▸ PROBLEM DETAILS
A verbatim reproduction of every entry is the expected answer.

▸ DATASET RECORDS
►
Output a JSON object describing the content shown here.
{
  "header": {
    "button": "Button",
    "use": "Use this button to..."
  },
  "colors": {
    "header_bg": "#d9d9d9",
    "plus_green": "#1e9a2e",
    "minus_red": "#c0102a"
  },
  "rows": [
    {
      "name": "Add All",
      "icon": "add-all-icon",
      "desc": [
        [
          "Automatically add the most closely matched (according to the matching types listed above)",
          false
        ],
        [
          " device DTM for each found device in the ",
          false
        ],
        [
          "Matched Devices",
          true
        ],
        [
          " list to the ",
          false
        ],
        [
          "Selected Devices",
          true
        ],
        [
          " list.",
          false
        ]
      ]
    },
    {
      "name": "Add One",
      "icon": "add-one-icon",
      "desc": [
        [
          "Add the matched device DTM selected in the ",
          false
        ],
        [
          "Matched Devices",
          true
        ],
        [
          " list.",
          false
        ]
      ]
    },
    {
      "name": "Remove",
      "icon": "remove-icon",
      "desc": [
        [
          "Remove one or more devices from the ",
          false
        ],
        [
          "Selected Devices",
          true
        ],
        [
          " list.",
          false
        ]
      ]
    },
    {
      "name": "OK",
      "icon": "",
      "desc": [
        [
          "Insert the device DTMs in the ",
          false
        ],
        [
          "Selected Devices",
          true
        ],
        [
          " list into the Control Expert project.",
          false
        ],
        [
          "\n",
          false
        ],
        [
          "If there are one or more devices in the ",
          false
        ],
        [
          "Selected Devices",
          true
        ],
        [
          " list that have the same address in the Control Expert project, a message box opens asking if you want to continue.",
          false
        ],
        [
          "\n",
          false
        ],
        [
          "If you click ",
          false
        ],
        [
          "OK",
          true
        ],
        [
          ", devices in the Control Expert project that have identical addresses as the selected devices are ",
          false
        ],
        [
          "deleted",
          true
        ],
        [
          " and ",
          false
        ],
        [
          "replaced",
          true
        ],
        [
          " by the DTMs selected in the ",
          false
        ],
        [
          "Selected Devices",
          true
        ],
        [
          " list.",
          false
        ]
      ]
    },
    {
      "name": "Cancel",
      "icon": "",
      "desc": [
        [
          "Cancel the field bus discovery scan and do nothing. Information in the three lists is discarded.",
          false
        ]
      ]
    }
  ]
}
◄
▸ SOLUTION FOR THIS EXERCISE
Output a JSON object describing the content shown here.
{
  "header": {
    "button": "Button",
    "use": "Use this button to..."
  },
  "colors": {
    "header_bg": "#d9d9d9",
    "plus_green": "#1e9a2e",
    "minus_red": "#c0102a"
  },
  "rows": [
    {
      "name": "Add All",
      "icon": "add-all-icon",
      "desc": [
        [
          "Automatically add the most closely matched (according to the matching types listed above)",
          false
        ],
        [
          " device DTM for each found device in the ",
          false
        ],
        [
          "Matched Devices",
          true
        ],
        [
          " list to the ",
          false
        ],
        [
          "Selected Devices",
          true
        ],
        [
          " list.",
          false
        ]
      ]
    },
    {
      "name": "Add One",
      "icon": "add-one-icon",
      "desc": [
        [
          "Add the matched device DTM selected in the ",
          false
        ],
        [
          "Matched Devices",
          true
        ],
        [
          " list.",
          false
        ]
      ]
    },
    {
      "name": "Remove",
      "icon": "remove-icon",
      "desc": [
        [
          "Remove one or more devices from the ",
          false
        ],
        [
          "Selected Devices",
          true
        ],
        [
          " list.",
          false
        ]
      ]
    },
    {
      "name": "OK",
      "icon": "",
      "desc": [
        [
          "Insert the device DTMs in the ",
          false
        ],
        [
          "Selected Devices",
          true
        ],
        [
          " list into the Control Expert project.",
          false
        ],
        [
          "\n",
          false
        ],
        [
          "If there are one or more devices in the ",
          false
        ],
        [
          "Selected Devices",
          true
        ],
        [
          " list that have the same address in the Control Expert project, a message box opens asking if you want to continue.",
          false
        ],
        [
          "\n",
          false
        ],
        [
          "If you click ",
          false
        ],
        [
          "OK",
          true
        ],
        [
          ", devices in the Control Expert project that have identical addresses as the selected devices are ",
          false
        ],
        [
          "deleted",
          true
        ],
        [
          " and ",
          false
        ],
        [
          "replaced",
          true
        ],
        [
          " by the DTMs selected in the ",
          false
        ],
        [
          "Selected Devices",
          true
        ],
        [
          " list.",
          false
        ]
      ]
    },
    {
      "name": "Cancel",
      "icon": "",
      "desc": [
        [
          "Cancel the field bus discovery scan and do nothing. Information in the three lists is discarded.",
          false
        ]
      ]
    }
  ]
}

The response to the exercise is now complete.